Hitta reseguider till platser i Honduras


Honduras' most popular backpacker haunt, little Utila is also one of the cheapest places in the world to learn how to dive. You'll meet people here daily who came to get certified, went home, sold all their stuff and came back on a one-way ticket. Utila's sublime tropical beauty and chilled-out vibe makes it hard to not to entertain that idea yourself at least once.

Bay Islands

Spectacular diving and snorkeling draws visitors from around the world to the three Bay Islands (Islas de la Bahía) – Roatán, Utila and Guanaja – located between 15-30 miles (25-50km) off the north coast of Honduras. Their reefs are part of the second-largest barrier reef in the world, and teem with fish, coral, sponges, rays, sea turtles and even whale sharks.

La Ceiba

La Ceiba is known as Honduras’ good-time town: 'Tegucigalpa thinks, San Pedro Sula works and La Ceiba parties,' so the saying goes. Certainly this port city's buzzing nightlife makes it a mecca for fiesta-hungry Hondurans, though nearly all the action is over the estuary in Barrio La Isla, the city’s zona viva (nightlife district).


Roatán is the largest and most developed of the Bay Islands. Long and thin (31 miles (50km) long, but only 1.2 miles (2km) to 2.5 miles (4km) wide), the island is (like neighboring Utila) a diving and snorkeling paradise – virtually its entire coastline is fringed by an astonishingly diverse coral reef teeming with tropical fish. On land, exquisite white-sand beaches like West Bay, a mountainous interior of pine-forested hills and the remote wild east of the island (once a pirate hangout) beg to be explored.

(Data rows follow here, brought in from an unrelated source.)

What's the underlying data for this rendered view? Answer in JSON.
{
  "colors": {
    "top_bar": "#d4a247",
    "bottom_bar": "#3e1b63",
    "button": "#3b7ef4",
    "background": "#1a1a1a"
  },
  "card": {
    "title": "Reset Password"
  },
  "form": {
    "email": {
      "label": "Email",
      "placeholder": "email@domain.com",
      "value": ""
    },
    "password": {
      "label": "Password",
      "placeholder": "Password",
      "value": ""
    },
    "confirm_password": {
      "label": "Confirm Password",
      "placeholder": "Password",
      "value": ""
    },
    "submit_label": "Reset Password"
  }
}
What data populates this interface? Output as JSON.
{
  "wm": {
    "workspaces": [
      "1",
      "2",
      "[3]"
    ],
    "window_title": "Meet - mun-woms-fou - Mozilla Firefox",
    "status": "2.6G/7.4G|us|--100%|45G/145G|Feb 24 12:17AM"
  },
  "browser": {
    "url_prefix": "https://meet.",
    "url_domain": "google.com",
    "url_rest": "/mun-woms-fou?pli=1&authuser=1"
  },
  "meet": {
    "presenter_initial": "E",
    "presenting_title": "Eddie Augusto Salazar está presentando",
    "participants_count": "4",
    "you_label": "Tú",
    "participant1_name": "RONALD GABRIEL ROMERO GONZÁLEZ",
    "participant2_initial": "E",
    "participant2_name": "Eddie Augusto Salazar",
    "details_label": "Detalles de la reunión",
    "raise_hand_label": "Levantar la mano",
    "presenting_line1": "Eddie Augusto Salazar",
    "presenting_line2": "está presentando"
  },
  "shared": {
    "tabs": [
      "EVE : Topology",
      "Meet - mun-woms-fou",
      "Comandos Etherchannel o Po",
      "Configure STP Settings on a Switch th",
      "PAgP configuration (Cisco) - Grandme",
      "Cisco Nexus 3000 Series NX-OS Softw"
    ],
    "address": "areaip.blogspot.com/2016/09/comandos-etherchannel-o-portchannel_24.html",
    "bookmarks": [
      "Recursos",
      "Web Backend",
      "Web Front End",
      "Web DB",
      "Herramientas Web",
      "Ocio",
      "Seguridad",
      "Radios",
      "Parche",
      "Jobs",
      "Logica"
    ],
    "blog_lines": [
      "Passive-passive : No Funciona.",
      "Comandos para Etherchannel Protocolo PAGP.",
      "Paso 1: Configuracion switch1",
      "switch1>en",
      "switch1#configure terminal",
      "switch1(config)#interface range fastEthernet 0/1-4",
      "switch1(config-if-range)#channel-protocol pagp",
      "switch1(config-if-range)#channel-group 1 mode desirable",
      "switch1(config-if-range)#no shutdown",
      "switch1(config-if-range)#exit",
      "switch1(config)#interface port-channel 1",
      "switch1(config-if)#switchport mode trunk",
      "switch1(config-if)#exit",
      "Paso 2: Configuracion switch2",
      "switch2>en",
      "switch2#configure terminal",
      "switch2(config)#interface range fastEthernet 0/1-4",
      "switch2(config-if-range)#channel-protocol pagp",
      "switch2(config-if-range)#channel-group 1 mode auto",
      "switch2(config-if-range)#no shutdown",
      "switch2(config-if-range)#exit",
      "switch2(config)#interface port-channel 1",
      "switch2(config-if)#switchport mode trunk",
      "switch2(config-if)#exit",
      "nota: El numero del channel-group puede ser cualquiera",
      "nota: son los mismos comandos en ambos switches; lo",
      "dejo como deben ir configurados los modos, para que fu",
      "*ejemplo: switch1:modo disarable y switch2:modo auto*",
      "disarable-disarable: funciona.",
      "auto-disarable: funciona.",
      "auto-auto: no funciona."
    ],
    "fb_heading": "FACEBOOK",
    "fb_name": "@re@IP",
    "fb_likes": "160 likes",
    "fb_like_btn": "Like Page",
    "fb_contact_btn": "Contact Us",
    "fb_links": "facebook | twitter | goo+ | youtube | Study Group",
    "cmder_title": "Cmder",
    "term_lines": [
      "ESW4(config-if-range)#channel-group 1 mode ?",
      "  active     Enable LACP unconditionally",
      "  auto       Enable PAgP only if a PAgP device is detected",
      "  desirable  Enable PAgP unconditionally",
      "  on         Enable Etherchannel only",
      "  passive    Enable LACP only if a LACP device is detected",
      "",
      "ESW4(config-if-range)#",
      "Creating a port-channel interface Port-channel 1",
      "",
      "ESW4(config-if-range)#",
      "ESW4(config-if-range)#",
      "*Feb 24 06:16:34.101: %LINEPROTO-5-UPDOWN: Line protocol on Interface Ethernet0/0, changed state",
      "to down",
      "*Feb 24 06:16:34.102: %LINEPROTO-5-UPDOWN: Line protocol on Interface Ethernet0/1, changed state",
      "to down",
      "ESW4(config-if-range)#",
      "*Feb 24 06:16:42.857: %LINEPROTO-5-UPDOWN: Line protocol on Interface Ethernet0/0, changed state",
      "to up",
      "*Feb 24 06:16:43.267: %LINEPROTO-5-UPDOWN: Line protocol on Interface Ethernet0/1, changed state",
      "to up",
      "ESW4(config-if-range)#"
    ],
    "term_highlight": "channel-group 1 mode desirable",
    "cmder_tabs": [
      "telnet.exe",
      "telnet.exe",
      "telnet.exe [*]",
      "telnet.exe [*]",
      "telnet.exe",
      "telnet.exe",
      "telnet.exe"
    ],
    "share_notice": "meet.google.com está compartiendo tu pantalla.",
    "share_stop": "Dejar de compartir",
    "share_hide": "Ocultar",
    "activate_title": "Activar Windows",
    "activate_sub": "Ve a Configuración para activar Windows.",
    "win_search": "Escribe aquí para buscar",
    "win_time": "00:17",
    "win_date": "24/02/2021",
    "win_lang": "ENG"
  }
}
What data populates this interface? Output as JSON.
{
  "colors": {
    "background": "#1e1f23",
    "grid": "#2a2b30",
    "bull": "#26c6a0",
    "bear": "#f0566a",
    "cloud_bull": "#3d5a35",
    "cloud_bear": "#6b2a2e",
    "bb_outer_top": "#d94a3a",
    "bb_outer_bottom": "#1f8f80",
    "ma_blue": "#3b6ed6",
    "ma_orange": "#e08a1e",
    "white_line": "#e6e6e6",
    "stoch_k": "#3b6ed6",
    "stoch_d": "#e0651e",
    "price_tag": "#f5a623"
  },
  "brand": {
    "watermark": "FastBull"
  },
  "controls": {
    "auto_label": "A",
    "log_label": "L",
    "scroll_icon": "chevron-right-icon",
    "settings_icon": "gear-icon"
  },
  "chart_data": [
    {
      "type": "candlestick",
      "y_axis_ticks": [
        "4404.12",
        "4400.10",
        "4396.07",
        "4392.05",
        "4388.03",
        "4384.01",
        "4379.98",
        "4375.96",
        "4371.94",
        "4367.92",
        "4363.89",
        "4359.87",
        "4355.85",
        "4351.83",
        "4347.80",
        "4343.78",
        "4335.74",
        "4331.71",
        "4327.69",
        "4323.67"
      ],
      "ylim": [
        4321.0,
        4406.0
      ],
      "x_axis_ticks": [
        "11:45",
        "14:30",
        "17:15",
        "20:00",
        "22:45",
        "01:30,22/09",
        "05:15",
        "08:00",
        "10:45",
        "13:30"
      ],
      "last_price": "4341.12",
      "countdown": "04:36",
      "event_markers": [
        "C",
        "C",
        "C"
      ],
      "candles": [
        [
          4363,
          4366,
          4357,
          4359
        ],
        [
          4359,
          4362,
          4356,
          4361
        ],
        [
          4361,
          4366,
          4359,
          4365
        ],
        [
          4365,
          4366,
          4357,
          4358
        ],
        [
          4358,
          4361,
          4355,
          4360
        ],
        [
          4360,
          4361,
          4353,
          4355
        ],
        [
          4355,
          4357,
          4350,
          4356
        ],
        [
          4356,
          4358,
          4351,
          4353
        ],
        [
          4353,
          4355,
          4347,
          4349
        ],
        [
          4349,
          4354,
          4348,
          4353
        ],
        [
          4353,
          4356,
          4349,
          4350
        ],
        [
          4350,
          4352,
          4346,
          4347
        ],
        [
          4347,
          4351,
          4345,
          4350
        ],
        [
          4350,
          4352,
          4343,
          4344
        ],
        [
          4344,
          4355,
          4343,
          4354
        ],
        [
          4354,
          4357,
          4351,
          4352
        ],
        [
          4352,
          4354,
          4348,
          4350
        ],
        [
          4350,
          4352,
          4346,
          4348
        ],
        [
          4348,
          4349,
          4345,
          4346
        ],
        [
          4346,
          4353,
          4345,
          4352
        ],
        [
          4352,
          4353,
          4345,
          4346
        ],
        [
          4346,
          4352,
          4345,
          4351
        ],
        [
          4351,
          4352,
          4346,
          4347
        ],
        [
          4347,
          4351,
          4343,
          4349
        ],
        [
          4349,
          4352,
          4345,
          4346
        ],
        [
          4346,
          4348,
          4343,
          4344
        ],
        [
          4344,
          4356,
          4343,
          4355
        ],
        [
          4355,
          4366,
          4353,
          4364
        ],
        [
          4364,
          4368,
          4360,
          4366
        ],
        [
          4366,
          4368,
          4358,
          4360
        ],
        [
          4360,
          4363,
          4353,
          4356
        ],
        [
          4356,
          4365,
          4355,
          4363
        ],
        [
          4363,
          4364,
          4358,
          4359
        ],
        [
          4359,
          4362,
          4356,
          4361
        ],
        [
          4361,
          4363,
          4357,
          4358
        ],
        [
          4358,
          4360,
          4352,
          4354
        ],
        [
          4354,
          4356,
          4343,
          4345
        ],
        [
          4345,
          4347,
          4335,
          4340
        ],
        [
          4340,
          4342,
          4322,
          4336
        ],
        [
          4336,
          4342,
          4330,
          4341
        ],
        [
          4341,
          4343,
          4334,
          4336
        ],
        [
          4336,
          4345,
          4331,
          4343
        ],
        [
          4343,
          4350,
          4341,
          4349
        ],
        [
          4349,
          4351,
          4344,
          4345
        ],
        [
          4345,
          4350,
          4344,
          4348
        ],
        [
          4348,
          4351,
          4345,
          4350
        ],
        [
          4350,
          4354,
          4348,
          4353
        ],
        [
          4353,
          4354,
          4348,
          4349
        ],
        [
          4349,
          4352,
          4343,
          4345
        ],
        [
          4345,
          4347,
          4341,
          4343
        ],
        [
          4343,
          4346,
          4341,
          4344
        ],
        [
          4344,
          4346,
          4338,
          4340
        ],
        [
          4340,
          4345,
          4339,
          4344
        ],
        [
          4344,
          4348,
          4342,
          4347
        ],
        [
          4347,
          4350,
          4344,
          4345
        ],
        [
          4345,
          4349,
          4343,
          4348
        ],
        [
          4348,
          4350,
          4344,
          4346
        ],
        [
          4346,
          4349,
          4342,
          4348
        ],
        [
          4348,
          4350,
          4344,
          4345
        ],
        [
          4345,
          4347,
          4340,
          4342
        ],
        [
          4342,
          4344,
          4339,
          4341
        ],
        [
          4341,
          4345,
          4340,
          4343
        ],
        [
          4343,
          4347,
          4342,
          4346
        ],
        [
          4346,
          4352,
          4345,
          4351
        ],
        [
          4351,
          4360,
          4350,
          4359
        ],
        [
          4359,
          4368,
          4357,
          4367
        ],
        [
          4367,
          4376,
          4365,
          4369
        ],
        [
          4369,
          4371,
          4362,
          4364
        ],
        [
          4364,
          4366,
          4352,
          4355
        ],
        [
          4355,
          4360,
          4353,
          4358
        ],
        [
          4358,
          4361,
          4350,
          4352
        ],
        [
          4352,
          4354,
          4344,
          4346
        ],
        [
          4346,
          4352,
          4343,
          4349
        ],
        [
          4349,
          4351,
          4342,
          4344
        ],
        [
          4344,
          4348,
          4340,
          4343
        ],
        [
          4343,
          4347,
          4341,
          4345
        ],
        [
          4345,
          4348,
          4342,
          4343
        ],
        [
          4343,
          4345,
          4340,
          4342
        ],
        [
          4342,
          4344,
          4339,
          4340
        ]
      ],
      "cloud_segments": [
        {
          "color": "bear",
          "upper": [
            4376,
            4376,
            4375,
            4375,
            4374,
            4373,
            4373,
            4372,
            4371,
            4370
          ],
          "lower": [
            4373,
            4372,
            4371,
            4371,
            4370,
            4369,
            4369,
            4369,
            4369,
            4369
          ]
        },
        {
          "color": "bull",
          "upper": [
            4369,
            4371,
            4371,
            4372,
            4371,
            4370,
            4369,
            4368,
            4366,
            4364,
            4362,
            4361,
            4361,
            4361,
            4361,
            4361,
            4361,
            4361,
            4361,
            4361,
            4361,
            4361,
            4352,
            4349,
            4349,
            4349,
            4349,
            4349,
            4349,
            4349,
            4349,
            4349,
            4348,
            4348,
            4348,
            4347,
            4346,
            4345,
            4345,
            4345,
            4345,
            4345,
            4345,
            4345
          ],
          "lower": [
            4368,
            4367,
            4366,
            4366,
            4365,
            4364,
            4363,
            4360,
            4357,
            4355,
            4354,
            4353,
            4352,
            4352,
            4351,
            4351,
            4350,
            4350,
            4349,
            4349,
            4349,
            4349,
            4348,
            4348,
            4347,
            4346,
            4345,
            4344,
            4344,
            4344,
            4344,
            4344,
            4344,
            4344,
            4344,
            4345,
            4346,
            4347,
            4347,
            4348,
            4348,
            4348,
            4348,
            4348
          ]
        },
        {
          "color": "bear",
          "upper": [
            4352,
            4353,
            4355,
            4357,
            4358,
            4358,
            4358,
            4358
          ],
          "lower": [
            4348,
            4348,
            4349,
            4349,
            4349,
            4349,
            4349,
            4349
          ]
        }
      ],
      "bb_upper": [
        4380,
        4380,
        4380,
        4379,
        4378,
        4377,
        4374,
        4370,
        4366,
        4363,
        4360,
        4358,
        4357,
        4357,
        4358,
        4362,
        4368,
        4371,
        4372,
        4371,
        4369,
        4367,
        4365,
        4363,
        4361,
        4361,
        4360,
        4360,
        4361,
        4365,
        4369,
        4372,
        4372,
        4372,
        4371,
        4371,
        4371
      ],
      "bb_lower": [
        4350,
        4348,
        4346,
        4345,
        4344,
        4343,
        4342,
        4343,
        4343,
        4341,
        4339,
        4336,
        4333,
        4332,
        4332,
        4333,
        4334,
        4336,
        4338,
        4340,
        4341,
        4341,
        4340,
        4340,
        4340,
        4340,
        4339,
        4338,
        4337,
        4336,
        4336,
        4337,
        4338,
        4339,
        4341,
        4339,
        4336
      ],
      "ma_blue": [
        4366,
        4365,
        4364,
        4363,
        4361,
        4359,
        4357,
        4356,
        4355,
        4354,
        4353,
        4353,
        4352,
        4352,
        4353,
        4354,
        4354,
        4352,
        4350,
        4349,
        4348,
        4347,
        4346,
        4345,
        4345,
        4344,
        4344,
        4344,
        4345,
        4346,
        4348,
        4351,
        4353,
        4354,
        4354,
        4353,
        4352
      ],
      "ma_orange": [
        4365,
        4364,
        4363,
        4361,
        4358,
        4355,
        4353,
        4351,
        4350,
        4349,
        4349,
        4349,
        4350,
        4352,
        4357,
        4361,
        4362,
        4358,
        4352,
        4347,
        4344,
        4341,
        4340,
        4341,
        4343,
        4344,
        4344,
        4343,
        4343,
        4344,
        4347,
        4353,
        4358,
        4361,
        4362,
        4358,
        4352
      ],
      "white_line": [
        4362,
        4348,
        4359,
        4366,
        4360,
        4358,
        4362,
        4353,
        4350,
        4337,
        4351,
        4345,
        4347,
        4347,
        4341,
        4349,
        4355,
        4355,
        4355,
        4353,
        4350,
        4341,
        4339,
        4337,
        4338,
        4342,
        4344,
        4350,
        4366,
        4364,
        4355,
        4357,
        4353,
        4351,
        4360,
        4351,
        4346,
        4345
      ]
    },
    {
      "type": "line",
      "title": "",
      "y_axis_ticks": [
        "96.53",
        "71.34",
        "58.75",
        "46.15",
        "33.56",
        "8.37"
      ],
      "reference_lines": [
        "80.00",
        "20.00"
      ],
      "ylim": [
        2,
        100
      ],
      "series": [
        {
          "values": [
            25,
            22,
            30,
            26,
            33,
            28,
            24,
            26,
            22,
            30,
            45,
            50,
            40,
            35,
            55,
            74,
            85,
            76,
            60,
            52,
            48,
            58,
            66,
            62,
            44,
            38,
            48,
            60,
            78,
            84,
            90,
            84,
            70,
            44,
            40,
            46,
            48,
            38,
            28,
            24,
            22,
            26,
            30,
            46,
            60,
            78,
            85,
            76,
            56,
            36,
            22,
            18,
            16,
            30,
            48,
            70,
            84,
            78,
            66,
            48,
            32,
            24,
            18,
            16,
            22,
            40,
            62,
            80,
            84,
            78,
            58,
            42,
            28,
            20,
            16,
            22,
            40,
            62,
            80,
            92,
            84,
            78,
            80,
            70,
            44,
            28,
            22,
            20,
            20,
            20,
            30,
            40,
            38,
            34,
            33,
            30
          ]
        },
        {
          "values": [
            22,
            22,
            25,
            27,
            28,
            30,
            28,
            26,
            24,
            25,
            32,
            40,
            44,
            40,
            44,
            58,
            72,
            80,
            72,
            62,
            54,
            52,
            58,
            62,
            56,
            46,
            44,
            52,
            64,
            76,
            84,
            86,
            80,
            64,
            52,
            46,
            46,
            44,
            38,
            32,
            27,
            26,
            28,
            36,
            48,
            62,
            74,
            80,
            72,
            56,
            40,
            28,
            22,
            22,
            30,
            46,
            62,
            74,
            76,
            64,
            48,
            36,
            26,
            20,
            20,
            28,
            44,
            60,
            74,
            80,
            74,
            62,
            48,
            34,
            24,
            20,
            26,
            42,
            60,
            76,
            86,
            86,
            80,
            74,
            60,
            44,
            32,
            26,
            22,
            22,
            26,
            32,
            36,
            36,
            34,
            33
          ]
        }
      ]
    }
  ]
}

Western Honduras

Honduras' heartland of high, cool mountains, wildlife-rich forests and undulating coffee fields isn't on most foreign travelers' itineraries and that's their loss. Those that do come here can expect a genuine welcome and to brush elbows with the colorful Lenca culture, have plenty of chances to warm up in natural hot springs and drink some excellent coffee. The top attraction is easily the impressive Maya ruins of Copán, closely followed by the colonial charm of towns such as Copán Ruinas and Gracias.

Copán Ruinas

The town of Copán Ruinas, often simply called Copán, is a beautiful place, paved with cobblestones and lined with white adobe buildings with red-tiled roofs. It's also one of the most charming and traveler-oriented places in Honduras, with a friendly local population, widely spoken English and some great hotels and restaurants. Many people come here just to see the famous nearby Maya ruins, but with plenty of other attractions in the town and nearby, there's reason enough to linger.


Ringed by forested hills in a highland valley, sprawling Tegucigalpa enjoys a relatively fresh, mild climate and a spectacular setting. It's a bustling and dynamic place, but one that many travelers minimize their time in or skip over entirely. This is a shame as Tegus (as all locals call it) is a fascinating place, with some good museums, restaurants and the air of a place on the up. Keep your ear to the ground and you'll discover a dynamic young urban scene led by emerging artists, musicians, DJs and designers.

San Pedro Sula

The business and industrial capital of Honduras, San Pedro generates almost two-thirds of the country’s GDP, with thousands employed in giant maquila (clothes-weaving) factories. Since San Pedro's international airport is a main entry point and its bus station a crucial travel hub, you're very likely to pass through.